Assigned task:
Print the records below word for word, but leave out the pictures.

Source data:
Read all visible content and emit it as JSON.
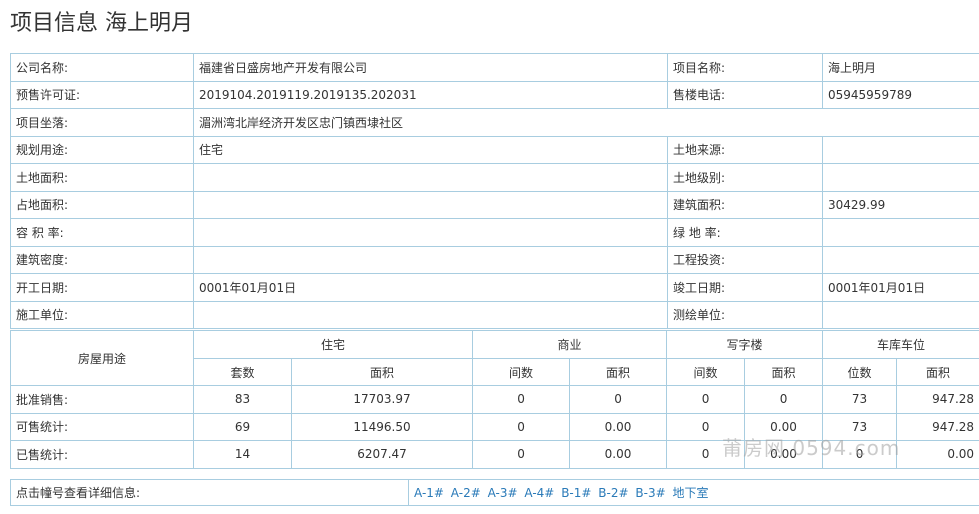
{
  "title": "项目信息 海上明月",
  "info": {
    "company_label": "公司名称:",
    "company_value": "福建省日盛房地产开发有限公司",
    "project_label": "项目名称:",
    "project_value": "海上明月",
    "permit_label": "预售许可证:",
    "permit_value": "2019104.2019119.2019135.202031",
    "phone_label": "售楼电话:",
    "phone_value": "05945959789",
    "location_label": "项目坐落:",
    "location_value": "湄洲湾北岸经济开发区忠门镇西埭社区",
    "usage_label": "规划用途:",
    "usage_value": "住宅",
    "land_source_label": "土地来源:",
    "land_source_value": "",
    "land_area_label": "土地面积:",
    "land_area_value": "",
    "land_grade_label": "土地级别:",
    "land_grade_value": "",
    "occupied_area_label": "占地面积:",
    "occupied_area_value": "",
    "building_area_label": "建筑面积:",
    "building_area_value": "30429.99",
    "plot_ratio_label": "容 积 率:",
    "plot_ratio_value": "",
    "green_ratio_label": "绿 地 率:",
    "green_ratio_value": "",
    "density_label": "建筑密度:",
    "density_value": "",
    "investment_label": "工程投资:",
    "investment_value": "",
    "start_date_label": "开工日期:",
    "start_date_value": "0001年01月01日",
    "finish_date_label": "竣工日期:",
    "finish_date_value": "0001年01月01日",
    "builder_label": "施工单位:",
    "builder_value": "",
    "surveyor_label": "测绘单位:",
    "surveyor_value": ""
  },
  "stats": {
    "row_header": "房屋用途",
    "groups": {
      "residential": "住宅",
      "commercial": "商业",
      "office": "写字楼",
      "garage": "车库车位"
    },
    "sub": {
      "res_count": "套数",
      "res_area": "面积",
      "com_count": "间数",
      "com_area": "面积",
      "off_count": "间数",
      "off_area": "面积",
      "gar_count": "位数",
      "gar_area": "面积"
    },
    "rows": [
      {
        "label": "批准销售:",
        "res_count": "83",
        "res_area": "17703.97",
        "com_count": "0",
        "com_area": "0",
        "off_count": "0",
        "off_area": "0",
        "gar_count": "73",
        "gar_area": "947.28"
      },
      {
        "label": "可售统计:",
        "res_count": "69",
        "res_area": "11496.50",
        "com_count": "0",
        "com_area": "0.00",
        "off_count": "0",
        "off_area": "0.00",
        "gar_count": "73",
        "gar_area": "947.28"
      },
      {
        "label": "已售统计:",
        "res_count": "14",
        "res_area": "6207.47",
        "com_count": "0",
        "com_area": "0.00",
        "off_count": "0",
        "off_area": "0.00",
        "gar_count": "0",
        "gar_area": "0.00"
      }
    ]
  },
  "links": {
    "label": "点击幢号查看详细信息:",
    "buildings": [
      "A-1#",
      "A-2#",
      "A-3#",
      "A-4#",
      "B-1#",
      "B-2#",
      "B-3#",
      "地下室"
    ]
  },
  "watermark": "莆房网 0594.com"
}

Task answer:
Read all visible content and emit it as JSON.
{
  "title": "项目信息 海上明月",
  "info": {
    "company_label": "公司名称:",
    "company_value": "福建省日盛房地产开发有限公司",
    "project_label": "项目名称:",
    "project_value": "海上明月",
    "permit_label": "预售许可证:",
    "permit_value": "2019104.2019119.2019135.202031",
    "phone_label": "售楼电话:",
    "phone_value": "05945959789",
    "location_label": "项目坐落:",
    "location_value": "湄洲湾北岸经济开发区忠门镇西埭社区",
    "usage_label": "规划用途:",
    "usage_value": "住宅",
    "land_source_label": "土地来源:",
    "land_source_value": "",
    "land_area_label": "土地面积:",
    "land_area_value": "",
    "land_grade_label": "土地级别:",
    "land_grade_value": "",
    "occupied_area_label": "占地面积:",
    "occupied_area_value": "",
    "building_area_label": "建筑面积:",
    "building_area_value": "30429.99",
    "plot_ratio_label": "容 积 率:",
    "plot_ratio_value": "",
    "green_ratio_label": "绿 地 率:",
    "green_ratio_value": "",
    "density_label": "建筑密度:",
    "density_value": "",
    "investment_label": "工程投资:",
    "investment_value": "",
    "start_date_label": "开工日期:",
    "start_date_value": "0001年01月01日",
    "finish_date_label": "竣工日期:",
    "finish_date_value": "0001年01月01日",
    "builder_label": "施工单位:",
    "builder_value": "",
    "surveyor_label": "测绘单位:",
    "surveyor_value": ""
  },
  "stats": {
    "row_header": "房屋用途",
    "groups": {
      "residential": "住宅",
      "commercial": "商业",
      "office": "写字楼",
      "garage": "车库车位"
    },
    "sub": {
      "res_count": "套数",
      "res_area": "面积",
      "com_count": "间数",
      "com_area": "面积",
      "off_count": "间数",
      "off_area": "面积",
      "gar_count": "位数",
      "gar_area": "面积"
    },
    "rows": [
      {
        "label": "批准销售:",
        "res_count": "83",
        "res_area": "17703.97",
        "com_count": "0",
        "com_area": "0",
        "off_count": "0",
        "off_area": "0",
        "gar_count": "73",
        "gar_area": "947.28"
      },
      {
        "label": "可售统计:",
        "res_count": "69",
        "res_area": "11496.50",
        "com_count": "0",
        "com_area": "0.00",
        "off_count": "0",
        "off_area": "0.00",
        "gar_count": "73",
        "gar_area": "947.28"
      },
      {
        "label": "已售统计:",
        "res_count": "14",
        "res_area": "6207.47",
        "com_count": "0",
        "com_area": "0.00",
        "off_count": "0",
        "off_area": "0.00",
        "gar_count": "0",
        "gar_area": "0.00"
      }
    ]
  },
  "links": {
    "label": "点击幢号查看详细信息:",
    "buildings": [
      "A-1#",
      "A-2#",
      "A-3#",
      "A-4#",
      "B-1#",
      "B-2#",
      "B-3#",
      "地下室"
    ]
  },
  "watermark": "莆房网 0594.com"
}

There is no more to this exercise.